The policy begun by President Nixon of spreading American values through contacts and commerce never has been applied to Cuba. And Fidel Castro continues to maintain the last bastion of Soviet-style communism in the western hemisphere. If Americans were free to trade with, visit and invest in Cuba, the once-and-future tropical paradise 90 miles off the Florida coast would be inundated by the free market. Castro quickly would become irrelevant. As it is, the old dictator has a handy scapegoat for Cuba's many problems.
Are there any reasons to cling to the embargo?
There are no trade-related reasons, to be sure. Schwarzenegger's cigar illustrates the ridiculousness of the United States trying to apply a trade embargo to the global realities of the 21st century.
There is no humanitarian reason. Millions of Cuban-Americans are separated from loved ones still living in the Caribbean nation, where deprivation of daily essentials is the norm.
Ah, but there is a political reason. No president, Democrat or Republican, has been willing to risk alienating the vehemently anti-Castro Cuban-American voting block in Florida.
That could change. There is a growing voice of moderation among Cuban-Americans as more come to understand that there are more sensible approaches than simply outliving Castro. It would be refreshing to hear presidential candidates in both parties address the Cuba question frankly.

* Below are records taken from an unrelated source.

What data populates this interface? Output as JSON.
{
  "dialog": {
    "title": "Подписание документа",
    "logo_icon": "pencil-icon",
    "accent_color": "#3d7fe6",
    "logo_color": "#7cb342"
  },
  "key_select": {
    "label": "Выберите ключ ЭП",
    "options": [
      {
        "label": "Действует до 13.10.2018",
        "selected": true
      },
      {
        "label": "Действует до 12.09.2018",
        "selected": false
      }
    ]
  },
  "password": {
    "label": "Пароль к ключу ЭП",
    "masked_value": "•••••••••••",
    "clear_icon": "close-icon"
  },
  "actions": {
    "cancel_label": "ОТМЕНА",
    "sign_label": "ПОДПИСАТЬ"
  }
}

Sometimes a cigar is just a cigar. But sometimes a cigar is a symbol of an outmoded foreign policy and a self-serving political view. This time it's a symbol.